TASK INSTRUCTIONS: The data is to be retyped in full, exactly.

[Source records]
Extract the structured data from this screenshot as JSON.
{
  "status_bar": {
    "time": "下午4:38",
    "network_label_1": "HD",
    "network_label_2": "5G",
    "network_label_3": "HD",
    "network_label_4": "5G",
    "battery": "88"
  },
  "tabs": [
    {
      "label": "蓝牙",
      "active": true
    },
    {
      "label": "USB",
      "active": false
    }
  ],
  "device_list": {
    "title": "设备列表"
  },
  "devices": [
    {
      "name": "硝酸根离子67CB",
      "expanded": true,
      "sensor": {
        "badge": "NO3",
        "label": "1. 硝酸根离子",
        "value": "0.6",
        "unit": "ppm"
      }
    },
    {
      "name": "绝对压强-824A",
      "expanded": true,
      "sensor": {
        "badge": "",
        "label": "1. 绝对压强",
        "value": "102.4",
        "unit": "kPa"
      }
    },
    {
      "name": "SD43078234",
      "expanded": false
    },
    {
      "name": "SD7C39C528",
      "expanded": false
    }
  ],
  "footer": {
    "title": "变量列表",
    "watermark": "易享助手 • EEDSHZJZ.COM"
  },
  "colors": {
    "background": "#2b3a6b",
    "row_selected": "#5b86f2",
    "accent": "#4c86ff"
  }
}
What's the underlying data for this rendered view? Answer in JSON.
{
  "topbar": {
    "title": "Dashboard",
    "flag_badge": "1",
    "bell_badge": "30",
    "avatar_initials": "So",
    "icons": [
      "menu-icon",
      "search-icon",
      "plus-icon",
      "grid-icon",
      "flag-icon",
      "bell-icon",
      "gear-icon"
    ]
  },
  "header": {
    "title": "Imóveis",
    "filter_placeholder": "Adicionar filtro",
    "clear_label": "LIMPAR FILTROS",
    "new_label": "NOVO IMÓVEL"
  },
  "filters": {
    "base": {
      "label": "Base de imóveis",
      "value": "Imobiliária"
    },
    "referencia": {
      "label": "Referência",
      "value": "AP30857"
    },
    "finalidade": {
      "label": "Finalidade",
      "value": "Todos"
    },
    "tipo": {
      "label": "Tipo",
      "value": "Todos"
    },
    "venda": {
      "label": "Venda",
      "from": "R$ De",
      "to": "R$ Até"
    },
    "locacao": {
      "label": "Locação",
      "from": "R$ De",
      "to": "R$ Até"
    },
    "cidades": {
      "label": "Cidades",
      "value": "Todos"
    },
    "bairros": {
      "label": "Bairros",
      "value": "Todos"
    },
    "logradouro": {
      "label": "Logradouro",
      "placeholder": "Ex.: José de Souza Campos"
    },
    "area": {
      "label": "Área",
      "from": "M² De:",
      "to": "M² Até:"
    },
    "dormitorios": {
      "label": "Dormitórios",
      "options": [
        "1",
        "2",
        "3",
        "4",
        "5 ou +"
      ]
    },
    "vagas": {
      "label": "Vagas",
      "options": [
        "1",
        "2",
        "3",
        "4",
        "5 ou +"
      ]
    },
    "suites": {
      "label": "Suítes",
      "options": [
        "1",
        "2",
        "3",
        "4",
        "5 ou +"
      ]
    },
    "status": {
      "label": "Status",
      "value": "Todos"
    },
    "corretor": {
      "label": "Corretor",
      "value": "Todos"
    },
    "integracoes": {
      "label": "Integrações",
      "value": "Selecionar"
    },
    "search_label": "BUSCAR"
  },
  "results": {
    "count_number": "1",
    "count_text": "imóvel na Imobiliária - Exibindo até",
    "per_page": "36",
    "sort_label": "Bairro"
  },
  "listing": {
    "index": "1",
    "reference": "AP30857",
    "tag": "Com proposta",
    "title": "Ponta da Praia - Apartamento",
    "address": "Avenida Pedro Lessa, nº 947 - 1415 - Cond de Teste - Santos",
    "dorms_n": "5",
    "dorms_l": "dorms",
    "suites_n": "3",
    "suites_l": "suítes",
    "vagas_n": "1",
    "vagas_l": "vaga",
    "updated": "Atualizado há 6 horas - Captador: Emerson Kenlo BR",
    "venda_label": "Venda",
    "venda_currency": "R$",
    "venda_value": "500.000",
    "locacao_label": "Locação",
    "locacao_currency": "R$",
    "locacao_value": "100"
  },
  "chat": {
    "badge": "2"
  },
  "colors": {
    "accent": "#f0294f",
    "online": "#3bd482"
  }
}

OUTPUT FOR THIS EXERCISE:
Extract the structured data from this screenshot as JSON.
{
  "status_bar": {
    "time": "下午4:38",
    "network_label_1": "HD",
    "network_label_2": "5G",
    "network_label_3": "HD",
    "network_label_4": "5G",
    "battery": "88"
  },
  "tabs": [
    {
      "label": "蓝牙",
      "active": true
    },
    {
      "label": "USB",
      "active": false
    }
  ],
  "device_list": {
    "title": "设备列表"
  },
  "devices": [
    {
      "name": "硝酸根离子67CB",
      "expanded": true,
      "sensor": {
        "badge": "NO3",
        "label": "1. 硝酸根离子",
        "value": "0.6",
        "unit": "ppm"
      }
    },
    {
      "name": "绝对压强-824A",
      "expanded": true,
      "sensor": {
        "badge": "",
        "label": "1. 绝对压强",
        "value": "102.4",
        "unit": "kPa"
      }
    },
    {
      "name": "SD43078234",
      "expanded": false
    },
    {
      "name": "SD7C39C528",
      "expanded": false
    }
  ],
  "footer": {
    "title": "变量列表",
    "watermark": "易享助手 • EEDSHZJZ.COM"
  },
  "colors": {
    "background": "#2b3a6b",
    "row_selected": "#5b86f2",
    "accent": "#4c86ff"
  }
}
What's the underlying data for this rendered view? Answer in JSON.
{
  "topbar": {
    "title": "Dashboard",
    "flag_badge": "1",
    "bell_badge": "30",
    "avatar_initials": "So",
    "icons": [
      "menu-icon",
      "search-icon",
      "plus-icon",
      "grid-icon",
      "flag-icon",
      "bell-icon",
      "gear-icon"
    ]
  },
  "header": {
    "title": "Imóveis",
    "filter_placeholder": "Adicionar filtro",
    "clear_label": "LIMPAR FILTROS",
    "new_label": "NOVO IMÓVEL"
  },
  "filters": {
    "base": {
      "label": "Base de imóveis",
      "value": "Imobiliária"
    },
    "referencia": {
      "label": "Referência",
      "value": "AP30857"
    },
    "finalidade": {
      "label": "Finalidade",
      "value": "Todos"
    },
    "tipo": {
      "label": "Tipo",
      "value": "Todos"
    },
    "venda": {
      "label": "Venda",
      "from": "R$ De",
      "to": "R$ Até"
    },
    "locacao": {
      "label": "Locação",
      "from": "R$ De",
      "to": "R$ Até"
    },
    "cidades": {
      "label": "Cidades",
      "value": "Todos"
    },
    "bairros": {
      "label": "Bairros",
      "value": "Todos"
    },
    "logradouro": {
      "label": "Logradouro",
      "placeholder": "Ex.: José de Souza Campos"
    },
    "area": {
      "label": "Área",
      "from": "M² De:",
      "to": "M² Até:"
    },
    "dormitorios": {
      "label": "Dormitórios",
      "options": [
        "1",
        "2",
        "3",
        "4",
        "5 ou +"
      ]
    },
    "vagas": {
      "label": "Vagas",
      "options": [
        "1",
        "2",
        "3",
        "4",
        "5 ou +"
      ]
    },
    "suites": {
      "label": "Suítes",
      "options": [
        "1",
        "2",
        "3",
        "4",
        "5 ou +"
      ]
    },
    "status": {
      "label": "Status",
      "value": "Todos"
    },
    "corretor": {
      "label": "Corretor",
      "value": "Todos"
    },
    "integracoes": {
      "label": "Integrações",
      "value": "Selecionar"
    },
    "search_label": "BUSCAR"
  },
  "results": {
    "count_number": "1",
    "count_text": "imóvel na Imobiliária - Exibindo até",
    "per_page": "36",
    "sort_label": "Bairro"
  },
  "listing": {
    "index": "1",
    "reference": "AP30857",
    "tag": "Com proposta",
    "title": "Ponta da Praia - Apartamento",
    "address": "Avenida Pedro Lessa, nº 947 - 1415 - Cond de Teste - Santos",
    "dorms_n": "5",
    "dorms_l": "dorms",
    "suites_n": "3",
    "suites_l": "suítes",
    "vagas_n": "1",
    "vagas_l": "vaga",
    "updated": "Atualizado há 6 horas - Captador: Emerson Kenlo BR",
    "venda_label": "Venda",
    "venda_currency": "R$",
    "venda_value": "500.000",
    "locacao_label": "Locação",
    "locacao_currency": "R$",
    "locacao_value": "100"
  },
  "chat": {
    "badge": "2"
  },
  "colors": {
    "accent": "#f0294f",
    "online": "#3bd482"
  }
}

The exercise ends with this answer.